According to Kenexa, turnover among managers who feel pride in their company is 21% lower than among those who don't. Adds the Kenyan-born, Canadian-educated Karsan: "When you're in a job that you enjoy and you're good at, you're not just a better worker. You're a better spouse, a better parent, a better citizen."
But this isn't just about group hugs. Kenexa's scientists do interviews and surveys to learn what inspires employees. (Managers: Apparently, employees love sessions where you just listen to them.) Its industry-leading software runs the data through sophisticated algorithms, identifying correlations and possible causations. Then Kenexa devises strategies to improve work environments and recruit, evaluate, and keep talent. For example, after studying several service industries, Kenexa recently developed a program in which potential hires use avatars to act out scenarios — from remembering the proper arrangement of items in a hotel room to making judgment calls about inebriated drinkers at a bar — to measure how naturally engaged an applicant would be on the job.
But first, Kenexa has to get itself hired. When Aetna's HR head for business operations, Craig Hurty, first approached Aetna CEO Ronald Williams about measuring employee motivation, Williams had just one question: How does it change financial performance? Kenexa's researchers presented statistics showing that companies with higher satisfaction scores had 700% higher shareholder return. "When I sent those results to our CEO, I was up in his office that same day, and we spent half an hour going through the results," Hurty says.

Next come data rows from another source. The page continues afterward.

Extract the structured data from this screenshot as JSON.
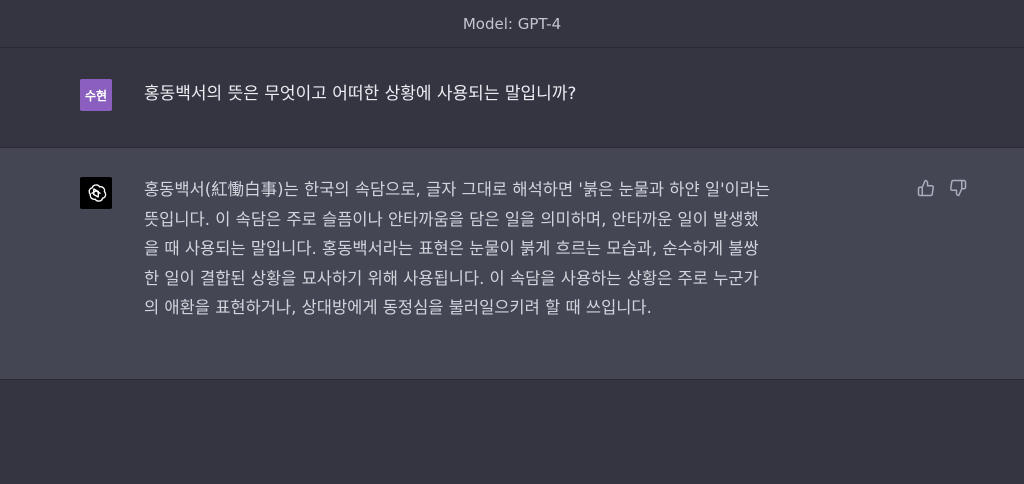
{
  "header": {
    "model_label": "Model: GPT-4"
  },
  "user_message": {
    "avatar_text": "수현",
    "text": "홍동백서의 뜻은 무엇이고 어떠한 상황에 사용되는 말입니까?",
    "avatar_color": "#8b5fbf"
  },
  "assistant_message": {
    "avatar_icon": "openai-logo-icon",
    "lines": [
      "홍동백서(紅慟白事)는 한국의 속담으로, 글자 그대로 해석하면 '붉은 눈물과 하얀 일'이라는",
      "뜻입니다. 이 속담은 주로 슬픔이나 안타까움을 담은 일을 의미하며, 안타까운 일이 발생했",
      "을 때 사용되는 말입니다. 홍동백서라는 표현은 눈물이 붉게 흐르는 모습과, 순수하게 불쌍",
      "한 일이 결합된 상황을 묘사하기 위해 사용됩니다. 이 속담을 사용하는 상황은 주로 누군가",
      "의 애환을 표현하거나, 상대방에게 동정심을 불러일으키려 할 때 쓰입니다."
    ],
    "feedback": {
      "thumbs_up_icon": "thumbs-up-icon",
      "thumbs_down_icon": "thumbs-down-icon"
    }
  },
  "colors": {
    "background": "#343541",
    "assistant_background": "#444654"
  }
}
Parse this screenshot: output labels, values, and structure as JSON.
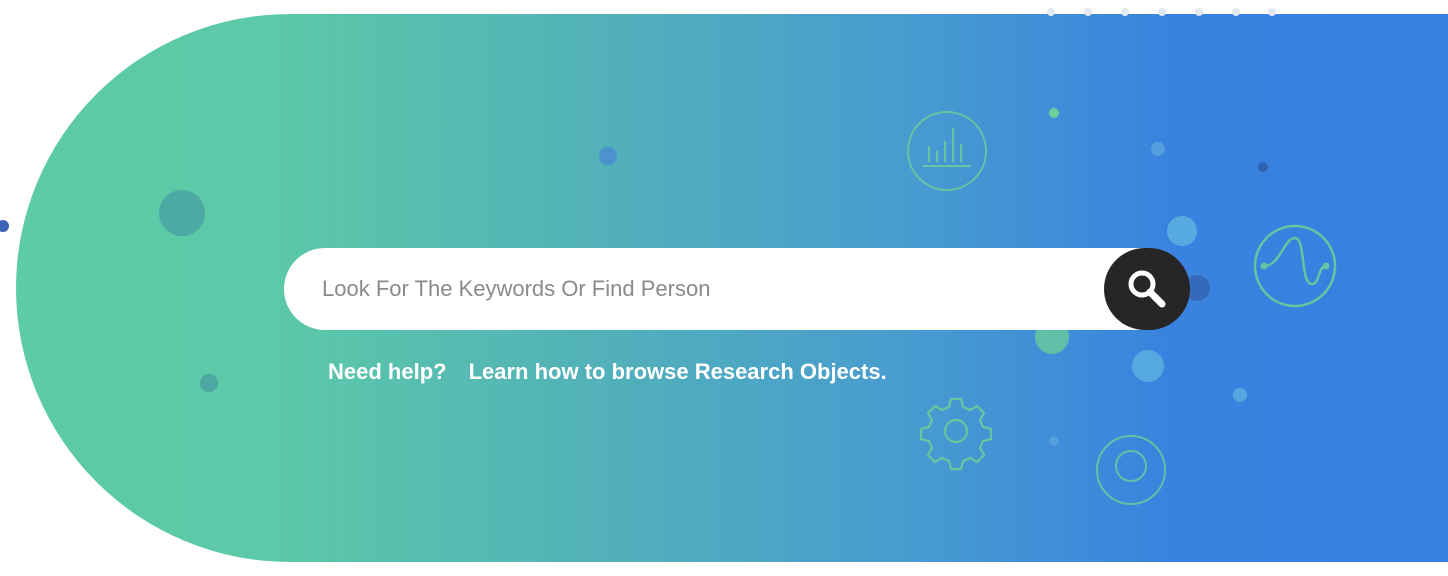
{
  "search": {
    "placeholder": "Look For The Keywords Or Find Person",
    "button_icon": "search-icon"
  },
  "help": {
    "prefix": "Need help?",
    "link_text": "Learn how to browse Research Objects."
  },
  "icons": {
    "chart": "bar-chart-icon",
    "wave": "wave-chart-icon",
    "gear": "gear-icon",
    "target": "target-icon"
  },
  "colors": {
    "gradient_start": "#5ccba6",
    "gradient_end": "#357fe0",
    "search_button": "#262626",
    "icon_stroke": "#6fcf97",
    "text": "#ffffff"
  }
}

Karsan notes that knowing employees are passionate is pointless if a company doesn't know how to exploit the passion. Kenexa's software helps suggest action plans drawn partly from a 4,000-client database of what has worked in the past for its highest-scoring clients. Last year, the company took on a huge and complex case at Boeing, where it drilled down to departmental groups as small as 30 people and delivered tailored plans directly to the company's 15,000 managers. "It used to be that we'd take the survey, we'd look at the results, everybody would say, 'Oh, that's nice,' and we'd put it on the shelf where it would gather dust until we did the next one," says John Messman, Boeing's employee-relations director. Today, he says, everyone from the CEO down to division managers discusses not just scores, but also strategies to goose engagement.
Karsan says Kenexa "sells its own dog food internally." Everything from recognition programs to in-house competitions to the corporate structure is constantly subject to employee feedback, and everything is meant to boost involvement and loyalty.
Kenexa draws a line straight from its employees' behavior to its success. The company now has offices in 18 countries, including a newly opened 25-acre research campus in India. "It doesn't matter where in the world you go," he explains. "Through their work, people find dignity."
A version of this article appeared in the November 2008 issue of Fast Company magazine.